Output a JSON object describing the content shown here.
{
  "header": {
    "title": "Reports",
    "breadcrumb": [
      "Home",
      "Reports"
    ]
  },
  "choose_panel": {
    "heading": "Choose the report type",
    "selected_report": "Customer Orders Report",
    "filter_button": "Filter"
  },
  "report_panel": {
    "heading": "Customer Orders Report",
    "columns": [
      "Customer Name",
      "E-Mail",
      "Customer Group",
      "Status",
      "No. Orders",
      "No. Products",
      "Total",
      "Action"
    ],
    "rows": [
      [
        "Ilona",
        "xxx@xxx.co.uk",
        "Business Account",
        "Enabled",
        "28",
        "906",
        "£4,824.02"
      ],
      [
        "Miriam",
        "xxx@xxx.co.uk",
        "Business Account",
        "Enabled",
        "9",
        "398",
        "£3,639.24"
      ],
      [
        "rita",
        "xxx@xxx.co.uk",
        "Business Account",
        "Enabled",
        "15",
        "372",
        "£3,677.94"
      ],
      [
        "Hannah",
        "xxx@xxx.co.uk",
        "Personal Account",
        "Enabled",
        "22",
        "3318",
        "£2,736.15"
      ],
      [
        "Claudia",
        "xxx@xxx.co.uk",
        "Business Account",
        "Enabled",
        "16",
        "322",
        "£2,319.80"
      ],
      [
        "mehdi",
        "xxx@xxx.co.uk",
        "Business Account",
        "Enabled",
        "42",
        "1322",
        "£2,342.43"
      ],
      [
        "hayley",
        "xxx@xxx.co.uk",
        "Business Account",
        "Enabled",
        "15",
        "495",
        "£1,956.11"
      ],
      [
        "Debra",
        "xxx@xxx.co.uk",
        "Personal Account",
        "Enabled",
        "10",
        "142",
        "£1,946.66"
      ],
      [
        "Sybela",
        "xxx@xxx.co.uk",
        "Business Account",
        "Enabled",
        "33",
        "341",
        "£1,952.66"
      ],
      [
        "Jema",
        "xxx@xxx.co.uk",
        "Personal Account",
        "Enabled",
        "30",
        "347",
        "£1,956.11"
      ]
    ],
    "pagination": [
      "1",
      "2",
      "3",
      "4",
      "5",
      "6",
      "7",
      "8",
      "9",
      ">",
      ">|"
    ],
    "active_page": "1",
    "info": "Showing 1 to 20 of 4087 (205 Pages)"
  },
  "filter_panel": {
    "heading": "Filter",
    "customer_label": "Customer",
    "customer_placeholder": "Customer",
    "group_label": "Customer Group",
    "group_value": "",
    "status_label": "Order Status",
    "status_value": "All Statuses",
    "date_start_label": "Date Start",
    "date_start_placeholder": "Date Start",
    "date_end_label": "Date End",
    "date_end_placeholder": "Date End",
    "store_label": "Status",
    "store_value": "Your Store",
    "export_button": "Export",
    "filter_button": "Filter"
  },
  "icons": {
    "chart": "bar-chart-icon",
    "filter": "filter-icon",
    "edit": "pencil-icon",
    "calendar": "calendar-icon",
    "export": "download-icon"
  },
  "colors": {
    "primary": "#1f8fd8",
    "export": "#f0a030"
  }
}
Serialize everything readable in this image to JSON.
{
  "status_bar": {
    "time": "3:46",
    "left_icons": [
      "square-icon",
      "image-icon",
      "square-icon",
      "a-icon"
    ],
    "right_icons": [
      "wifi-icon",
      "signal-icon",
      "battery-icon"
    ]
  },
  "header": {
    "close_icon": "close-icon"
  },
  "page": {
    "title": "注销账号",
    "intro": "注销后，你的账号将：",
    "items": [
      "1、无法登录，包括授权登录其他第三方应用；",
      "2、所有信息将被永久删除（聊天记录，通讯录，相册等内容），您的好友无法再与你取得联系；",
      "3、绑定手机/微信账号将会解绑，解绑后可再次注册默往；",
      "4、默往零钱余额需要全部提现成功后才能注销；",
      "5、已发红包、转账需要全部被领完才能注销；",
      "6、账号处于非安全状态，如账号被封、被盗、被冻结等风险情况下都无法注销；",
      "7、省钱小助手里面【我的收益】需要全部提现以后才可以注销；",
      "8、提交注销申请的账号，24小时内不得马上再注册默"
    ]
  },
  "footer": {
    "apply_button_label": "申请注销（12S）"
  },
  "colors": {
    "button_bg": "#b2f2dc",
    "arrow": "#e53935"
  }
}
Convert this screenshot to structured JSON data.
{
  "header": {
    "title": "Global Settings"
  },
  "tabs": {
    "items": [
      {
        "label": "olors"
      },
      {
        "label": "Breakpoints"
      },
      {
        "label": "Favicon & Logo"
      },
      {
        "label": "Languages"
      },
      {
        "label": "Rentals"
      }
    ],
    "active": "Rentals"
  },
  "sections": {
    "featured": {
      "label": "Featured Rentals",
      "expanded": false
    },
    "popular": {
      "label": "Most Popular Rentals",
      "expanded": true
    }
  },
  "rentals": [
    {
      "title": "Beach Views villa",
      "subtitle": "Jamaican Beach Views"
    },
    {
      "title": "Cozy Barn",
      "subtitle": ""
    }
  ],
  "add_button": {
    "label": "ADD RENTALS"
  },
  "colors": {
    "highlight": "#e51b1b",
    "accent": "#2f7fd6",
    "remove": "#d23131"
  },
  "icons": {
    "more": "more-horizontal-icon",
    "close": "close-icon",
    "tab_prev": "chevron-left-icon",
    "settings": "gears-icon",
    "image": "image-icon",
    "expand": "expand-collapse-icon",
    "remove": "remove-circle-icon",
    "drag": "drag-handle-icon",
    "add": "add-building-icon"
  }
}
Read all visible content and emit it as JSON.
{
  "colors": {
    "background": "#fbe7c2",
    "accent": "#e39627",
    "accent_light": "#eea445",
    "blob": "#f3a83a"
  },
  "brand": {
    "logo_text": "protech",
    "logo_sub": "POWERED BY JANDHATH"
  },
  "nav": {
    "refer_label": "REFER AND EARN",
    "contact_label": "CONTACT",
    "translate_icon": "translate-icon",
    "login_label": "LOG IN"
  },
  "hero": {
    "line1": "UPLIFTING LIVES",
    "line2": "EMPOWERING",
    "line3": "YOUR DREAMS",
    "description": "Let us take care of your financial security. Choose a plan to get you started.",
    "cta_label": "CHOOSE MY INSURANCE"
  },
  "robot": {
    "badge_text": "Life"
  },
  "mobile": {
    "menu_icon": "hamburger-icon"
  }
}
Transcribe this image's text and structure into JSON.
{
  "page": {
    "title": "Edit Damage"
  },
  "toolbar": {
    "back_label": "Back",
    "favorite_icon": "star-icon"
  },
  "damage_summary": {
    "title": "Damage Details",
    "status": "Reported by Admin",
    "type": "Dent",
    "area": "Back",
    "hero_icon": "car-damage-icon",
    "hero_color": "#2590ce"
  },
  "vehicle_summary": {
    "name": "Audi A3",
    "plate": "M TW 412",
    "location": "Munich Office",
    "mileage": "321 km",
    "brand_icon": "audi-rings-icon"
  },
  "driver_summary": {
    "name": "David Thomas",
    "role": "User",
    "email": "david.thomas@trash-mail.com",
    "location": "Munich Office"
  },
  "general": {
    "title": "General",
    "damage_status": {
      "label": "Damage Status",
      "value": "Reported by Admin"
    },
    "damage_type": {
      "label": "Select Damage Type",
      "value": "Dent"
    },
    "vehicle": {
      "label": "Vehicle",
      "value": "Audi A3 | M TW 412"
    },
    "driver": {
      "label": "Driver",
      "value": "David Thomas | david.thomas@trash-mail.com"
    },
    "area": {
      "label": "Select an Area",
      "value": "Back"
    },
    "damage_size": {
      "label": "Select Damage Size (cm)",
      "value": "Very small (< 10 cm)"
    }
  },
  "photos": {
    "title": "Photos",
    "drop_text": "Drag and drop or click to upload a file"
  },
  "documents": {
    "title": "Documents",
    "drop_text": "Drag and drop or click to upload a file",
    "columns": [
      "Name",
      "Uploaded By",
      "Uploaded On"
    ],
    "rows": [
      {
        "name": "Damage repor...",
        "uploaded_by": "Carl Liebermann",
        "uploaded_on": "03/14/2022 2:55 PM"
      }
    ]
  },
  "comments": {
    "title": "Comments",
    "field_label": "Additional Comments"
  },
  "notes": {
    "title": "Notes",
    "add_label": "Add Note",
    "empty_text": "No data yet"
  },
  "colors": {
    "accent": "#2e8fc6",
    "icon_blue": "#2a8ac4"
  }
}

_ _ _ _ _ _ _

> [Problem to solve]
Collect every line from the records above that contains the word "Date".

> [Exercise output]
    "date_start_label": "Date Start",
    "date_start_placeholder": "Date Start",
    "date_end_label": "Date End",
    "date_end_placeholder": "Date End",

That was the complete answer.